[[ Data shown, beginning ]]

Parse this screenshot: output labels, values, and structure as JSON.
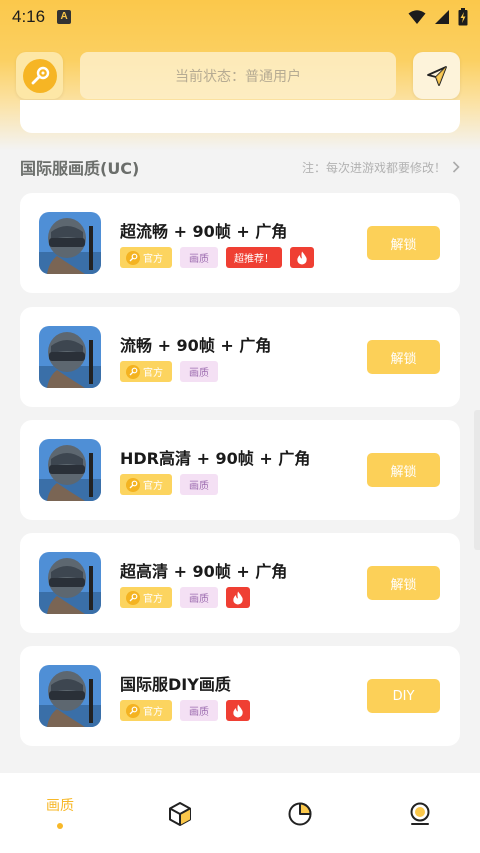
{
  "status_bar": {
    "time": "4:16",
    "a_icon": "A"
  },
  "header": {
    "status_text": "当前状态：普通用户"
  },
  "section": {
    "title": "国际服画质(UC)",
    "note": "注：每次进游戏都要修改！"
  },
  "tags": {
    "official": "官方",
    "quality": "画质",
    "recommend": "超推荐！"
  },
  "cards": [
    {
      "title": "超流畅 + 90帧 + 广角",
      "button": "解锁"
    },
    {
      "title": "流畅 + 90帧 + 广角",
      "button": "解锁"
    },
    {
      "title": "HDR高清 + 90帧 + 广角",
      "button": "解锁"
    },
    {
      "title": "超高清 + 90帧 + 广角",
      "button": "解锁"
    },
    {
      "title": "国际服DIY画质",
      "button": "DIY"
    }
  ],
  "nav": {
    "tab1": "画质"
  },
  "colors": {
    "accent": "#f7b829",
    "button": "#fcd058",
    "fire": "#ef3f33",
    "quality_tag": "#f4e0f4"
  }
}
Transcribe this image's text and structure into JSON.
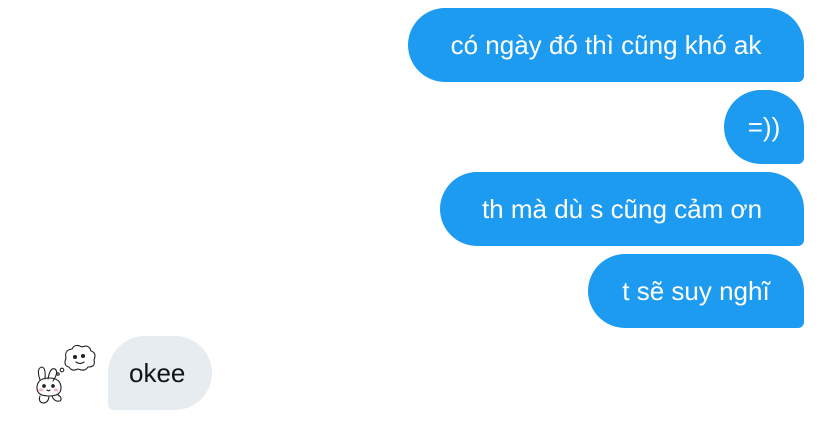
{
  "conversation": {
    "messages": [
      {
        "direction": "outgoing",
        "text": "có ngày đó thì cũng khó ak"
      },
      {
        "direction": "outgoing",
        "text": "=))"
      },
      {
        "direction": "outgoing",
        "text": "th mà dù s cũng cảm ơn"
      },
      {
        "direction": "outgoing",
        "text": "t sẽ suy nghĩ"
      },
      {
        "direction": "incoming",
        "text": "okee"
      }
    ],
    "incoming_avatar_icon": "bunny-doodle-avatar-icon"
  },
  "colors": {
    "outgoing_bubble": "#1d9bf0",
    "outgoing_text": "#ffffff",
    "incoming_bubble": "#e7ecf0",
    "incoming_text": "#0f1419",
    "background": "#ffffff"
  }
}
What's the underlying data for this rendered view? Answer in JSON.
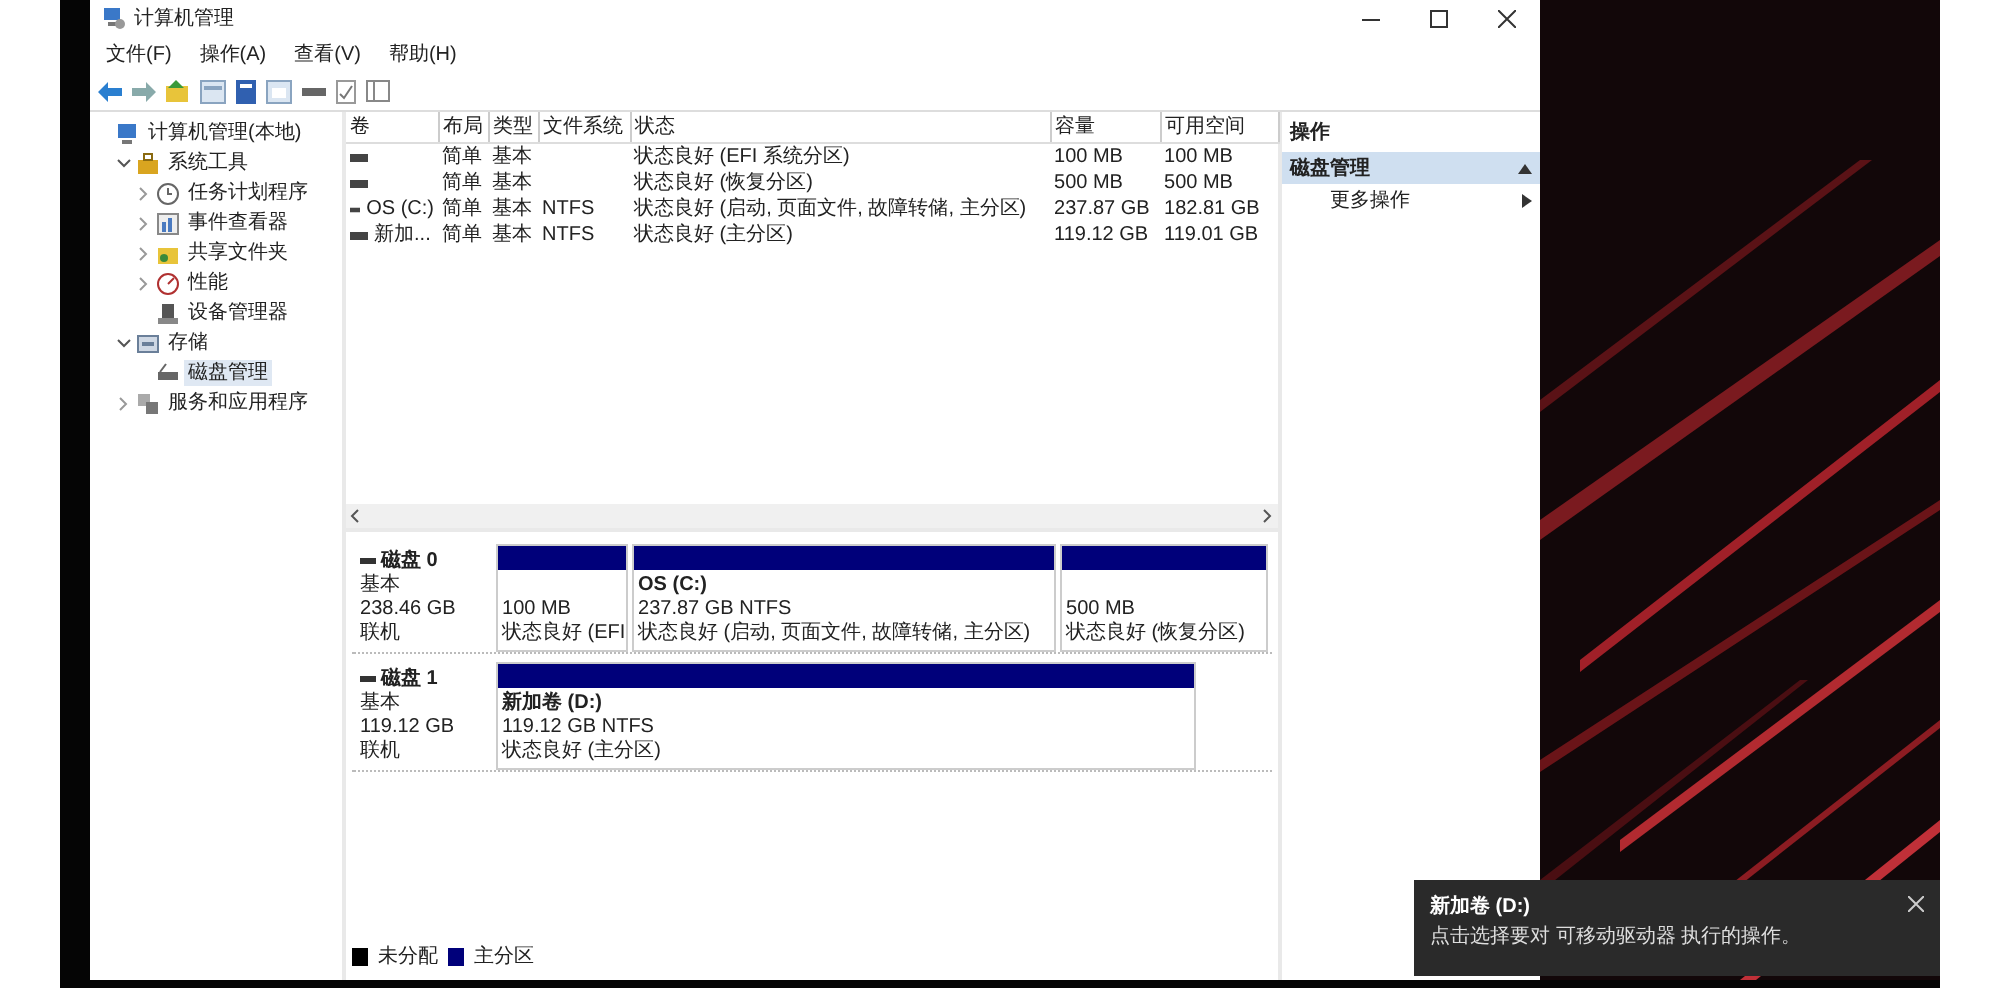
{
  "window": {
    "title": "计算机管理"
  },
  "menu": [
    "文件(F)",
    "操作(A)",
    "查看(V)",
    "帮助(H)"
  ],
  "tree": [
    {
      "label": "计算机管理(本地)",
      "kind": "computer",
      "selected": false,
      "children": [
        {
          "label": "系统工具",
          "kind": "tools",
          "expanded": true,
          "selected": false,
          "children": [
            {
              "label": "任务计划程序",
              "kind": "clock",
              "expanded": false,
              "selected": false
            },
            {
              "label": "事件查看器",
              "kind": "log",
              "expanded": false,
              "selected": false
            },
            {
              "label": "共享文件夹",
              "kind": "folder",
              "expanded": false,
              "selected": false
            },
            {
              "label": "性能",
              "kind": "perf",
              "expanded": false,
              "selected": false
            },
            {
              "label": "设备管理器",
              "kind": "device",
              "selected": false
            }
          ]
        },
        {
          "label": "存储",
          "kind": "storage",
          "expanded": true,
          "selected": false,
          "children": [
            {
              "label": "磁盘管理",
              "kind": "disk",
              "selected": true
            }
          ]
        },
        {
          "label": "服务和应用程序",
          "kind": "services",
          "expanded": false,
          "selected": false
        }
      ]
    }
  ],
  "table": {
    "columns": [
      "卷",
      "布局",
      "类型",
      "文件系统",
      "状态",
      "容量",
      "可用空间"
    ],
    "rows": [
      {
        "layout": "简单",
        "type": "基本",
        "status": "状态良好 (EFI 系统分区)",
        "capacity": "100 MB",
        "free": "100 MB"
      },
      {
        "layout": "简单",
        "type": "基本",
        "status": "状态良好 (恢复分区)",
        "capacity": "500 MB",
        "free": "500 MB"
      },
      {
        "volume": "OS (C:)",
        "layout": "简单",
        "type": "基本",
        "filesystem": "NTFS",
        "status": "状态良好 (启动, 页面文件, 故障转储, 主分区)",
        "capacity": "237.87 GB",
        "free": "182.81 GB"
      },
      {
        "volume": "新加...",
        "layout": "简单",
        "type": "基本",
        "filesystem": "NTFS",
        "status": "状态良好 (主分区)",
        "capacity": "119.12 GB",
        "free": "119.01 GB"
      }
    ]
  },
  "disks": [
    {
      "name": "磁盘 0",
      "type": "基本",
      "size": "238.46 GB",
      "state": "联机",
      "partitions": [
        {
          "size": "100 MB",
          "status": "状态良好 (EFI"
        },
        {
          "title": "OS (C:)",
          "size": "237.87 GB NTFS",
          "status": "状态良好 (启动, 页面文件, 故障转储, 主分区)"
        },
        {
          "size": "500 MB",
          "status": "状态良好 (恢复分区)"
        }
      ]
    },
    {
      "name": "磁盘 1",
      "type": "基本",
      "size": "119.12 GB",
      "state": "联机",
      "partitions": [
        {
          "title": "新加卷 (D:)",
          "size": "119.12 GB NTFS",
          "status": "状态良好 (主分区)"
        }
      ]
    }
  ],
  "legend": [
    {
      "label": "未分配",
      "color": "#000000"
    },
    {
      "label": "主分区",
      "color": "#00007a"
    }
  ],
  "actions": {
    "header": "操作",
    "items": [
      {
        "label": "磁盘管理",
        "kind": "section",
        "selected": true
      },
      {
        "label": "更多操作",
        "kind": "submenu",
        "selected": false
      }
    ]
  },
  "toast": {
    "title": "新加卷 (D:)",
    "message": "点击选择要对 可移动驱动器 执行的操作。"
  }
}
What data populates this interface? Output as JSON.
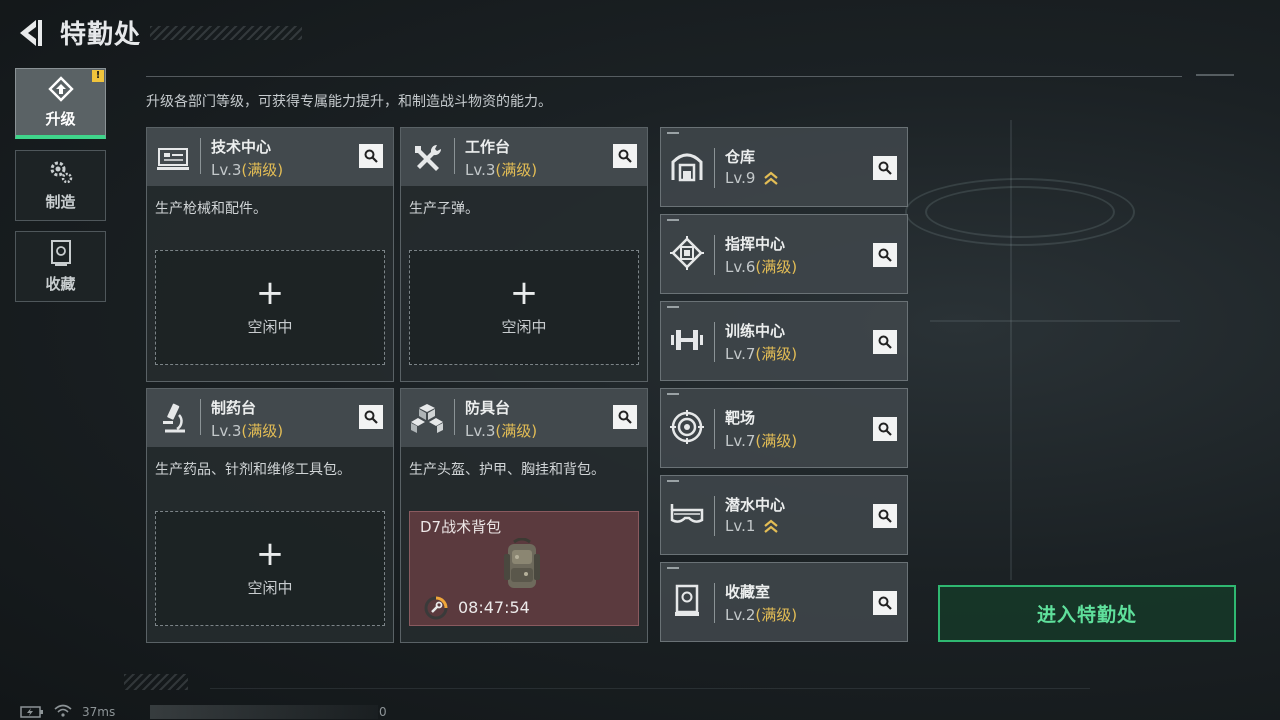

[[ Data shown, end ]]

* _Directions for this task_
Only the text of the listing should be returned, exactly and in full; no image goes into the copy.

* _Result of this exercise_
Parse this screenshot: output labels, values, and structure as JSON.
{
  "status_bar": {
    "time": "4:16",
    "a_icon": "A"
  },
  "header": {
    "status_text": "当前状态：普通用户"
  },
  "section": {
    "title": "国际服画质(UC)",
    "note": "注：每次进游戏都要修改！"
  },
  "tags": {
    "official": "官方",
    "quality": "画质",
    "recommend": "超推荐！"
  },
  "cards": [
    {
      "title": "超流畅 + 90帧 + 广角",
      "button": "解锁"
    },
    {
      "title": "流畅 + 90帧 + 广角",
      "button": "解锁"
    },
    {
      "title": "HDR高清 + 90帧 + 广角",
      "button": "解锁"
    },
    {
      "title": "超高清 + 90帧 + 广角",
      "button": "解锁"
    },
    {
      "title": "国际服DIY画质",
      "button": "DIY"
    }
  ],
  "nav": {
    "tab1": "画质"
  },
  "colors": {
    "accent": "#f7b829",
    "button": "#fcd058",
    "fire": "#ef3f33",
    "quality_tag": "#f4e0f4"
  }
}
Transcribe this image's text and structure into JSON.
{
  "conversation": {
    "messages": [
      {
        "direction": "outgoing",
        "text": "có ngày đó thì cũng khó ak"
      },
      {
        "direction": "outgoing",
        "text": "=))"
      },
      {
        "direction": "outgoing",
        "text": "th mà dù s cũng cảm ơn"
      },
      {
        "direction": "outgoing",
        "text": "t sẽ suy nghĩ"
      },
      {
        "direction": "incoming",
        "text": "okee"
      }
    ],
    "incoming_avatar_icon": "bunny-doodle-avatar-icon"
  },
  "colors": {
    "outgoing_bubble": "#1d9bf0",
    "outgoing_text": "#ffffff",
    "incoming_bubble": "#e7ecf0",
    "incoming_text": "#0f1419",
    "background": "#ffffff"
  }
}
What's the underlying data for this rendered view? Answer in JSON.
{
  "window": {
    "title": "计算机管理"
  },
  "menu": [
    "文件(F)",
    "操作(A)",
    "查看(V)",
    "帮助(H)"
  ],
  "tree": [
    {
      "label": "计算机管理(本地)",
      "kind": "computer",
      "selected": false,
      "children": [
        {
          "label": "系统工具",
          "kind": "tools",
          "expanded": true,
          "selected": false,
          "children": [
            {
              "label": "任务计划程序",
              "kind": "clock",
              "expanded": false,
              "selected": false
            },
            {
              "label": "事件查看器",
              "kind": "log",
              "expanded": false,
              "selected": false
            },
            {
              "label": "共享文件夹",
              "kind": "folder",
              "expanded": false,
              "selected": false
            },
            {
              "label": "性能",
              "kind": "perf",
              "expanded": false,
              "selected": false
            },
            {
              "label": "设备管理器",
              "kind": "device",
              "selected": false
            }
          ]
        },
        {
          "label": "存储",
          "kind": "storage",
          "expanded": true,
          "selected": false,
          "children": [
            {
              "label": "磁盘管理",
              "kind": "disk",
              "selected": true
            }
          ]
        },
        {
          "label": "服务和应用程序",
          "kind": "services",
          "expanded": false,
          "selected": false
        }
      ]
    }
  ],
  "table": {
    "columns": [
      "卷",
      "布局",
      "类型",
      "文件系统",
      "状态",
      "容量",
      "可用空间"
    ],
    "rows": [
      {
        "layout": "简单",
        "type": "基本",
        "status": "状态良好 (EFI 系统分区)",
        "capacity": "100 MB",
        "free": "100 MB"
      },
      {
        "layout": "简单",
        "type": "基本",
        "status": "状态良好 (恢复分区)",
        "capacity": "500 MB",
        "free": "500 MB"
      },
      {
        "volume": "OS (C:)",
        "layout": "简单",
        "type": "基本",
        "filesystem": "NTFS",
        "status": "状态良好 (启动, 页面文件, 故障转储, 主分区)",
        "capacity": "237.87 GB",
        "free": "182.81 GB"
      },
      {
        "volume": "新加...",
        "layout": "简单",
        "type": "基本",
        "filesystem": "NTFS",
        "status": "状态良好 (主分区)",
        "capacity": "119.12 GB",
        "free": "119.01 GB"
      }
    ]
  },
  "disks": [
    {
      "name": "磁盘 0",
      "type": "基本",
      "size": "238.46 GB",
      "state": "联机",
      "partitions": [
        {
          "size": "100 MB",
          "status": "状态良好 (EFI"
        },
        {
          "title": "OS (C:)",
          "size": "237.87 GB NTFS",
          "status": "状态良好 (启动, 页面文件, 故障转储, 主分区)"
        },
        {
          "size": "500 MB",
          "status": "状态良好 (恢复分区)"
        }
      ]
    },
    {
      "name": "磁盘 1",
      "type": "基本",
      "size": "119.12 GB",
      "state": "联机",
      "partitions": [
        {
          "title": "新加卷 (D:)",
          "size": "119.12 GB NTFS",
          "status": "状态良好 (主分区)"
        }
      ]
    }
  ],
  "legend": [
    {
      "label": "未分配",
      "color": "#000000"
    },
    {
      "label": "主分区",
      "color": "#00007a"
    }
  ],
  "actions": {
    "header": "操作",
    "items": [
      {
        "label": "磁盘管理",
        "kind": "section",
        "selected": true
      },
      {
        "label": "更多操作",
        "kind": "submenu",
        "selected": false
      }
    ]
  },
  "toast": {
    "title": "新加卷 (D:)",
    "message": "点击选择要对 可移动驱动器 执行的操作。"
  }
}
What data populates this interface? Output as JSON.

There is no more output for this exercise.